What is being asked: Go over the material below and report every line that contains the word "name".

Records supplied:
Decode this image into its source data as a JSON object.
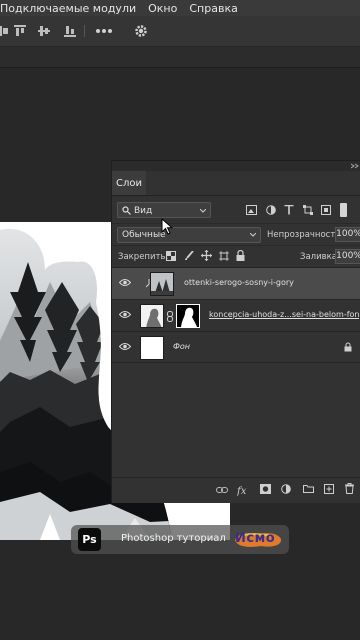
{
  "menubar": {
    "items": [
      "Подключаемые модули",
      "Окно",
      "Справка"
    ]
  },
  "layers_panel": {
    "tab_label": "Слои",
    "filter_label": "Вид",
    "blend_mode": "Обычные",
    "opacity_label": "Непрозрачность:",
    "opacity_value": "100%",
    "lock_label": "Закрепить:",
    "fill_label": "Заливка:",
    "fill_value": "100%",
    "layers": [
      {
        "name": "ottenki-serogo-sosny-i-gory",
        "visible": true,
        "selected": true
      },
      {
        "name": "koncepcia-uhoda-z...sei-na-belom-fone",
        "visible": true,
        "selected": false
      },
      {
        "name": "Фон",
        "visible": true,
        "selected": false,
        "locked": true
      }
    ],
    "bottom_icons": [
      "link-icon",
      "fx-icon",
      "mask-icon",
      "adjustment-icon",
      "group-icon",
      "new-layer-icon",
      "delete-icon"
    ]
  },
  "watermark": {
    "logo_text": "Ps",
    "text": "Photoshop туториал",
    "brand": "Исмо"
  },
  "colors": {
    "menubar_bg": "#3a3a3a",
    "panel_bg": "#323232",
    "selected_layer_bg": "#4b4b4b",
    "workspace_bg": "#282828"
  }
}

Response:
        "name": "ottenki-serogo-sosny-i-gory",
        "name": "koncepcia-uhoda-z...sei-na-belom-fone",
        "name": "Фон",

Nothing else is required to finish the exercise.